Khan’s result-oriented strategy has drawn praise from many. It has also presented her with unique opportunities to upgrade her skills. In September 2011, the government sent her toChinaas part of a group of 500 young leaders from panchayats from all over the country to understand and study its best practices. Rajasthan had nominated six people for the 10-day trip. “I was lucky to be part of this group of young leaders. We visitedBeijing,Shanxi, Xi-an, Zheng-zhou andHenanand went around educational institutions, saw their heritage and observed how they do business. We had a series of meetings, which were very educative. It was a great learning experience for me,” she remarks with a smile.

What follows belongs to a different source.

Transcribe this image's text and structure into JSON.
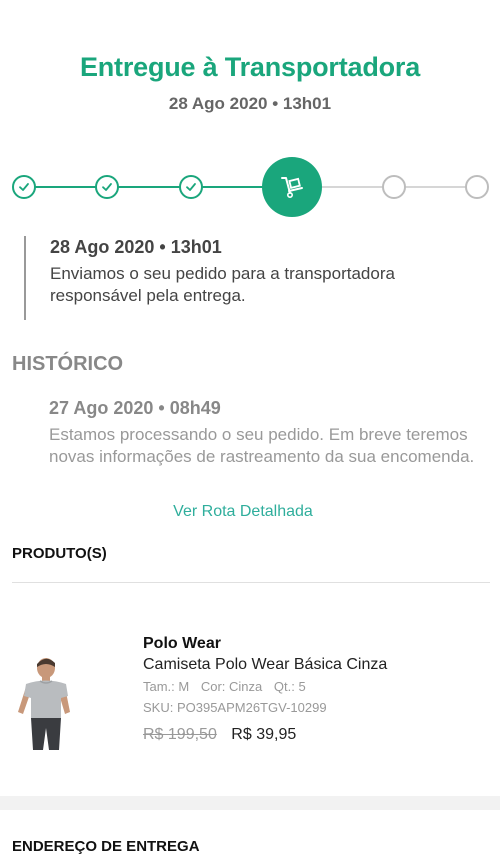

When she came back there was a greater surprise waiting for her. Her work received national recognition, with the Union Minister of Panchayati Raj and Tribal Affairs V. Kishore Chandra Deo conferring on her the first-ever Panchayat Sashaktikaran Puraskar. Chohtan panchayat samiti was selected by the Ministry Of Panchayati Raj And Rural Development for being the best performer under the Panchayat Empowerment and Accountability Incentive Scheme (PEAIS).
But Khan is not resting on her laurels. Back among her people, her work on education and water continues. Meanwhile, another commitment is keeping her busy these days. Her energetic three-year-old daughter is ready to start school inJodhpurand Khan is working hard to settle her in. For this mom-pradhan, being on her toes round the clock is all in a day’s work.
(© Women’s Feature Service)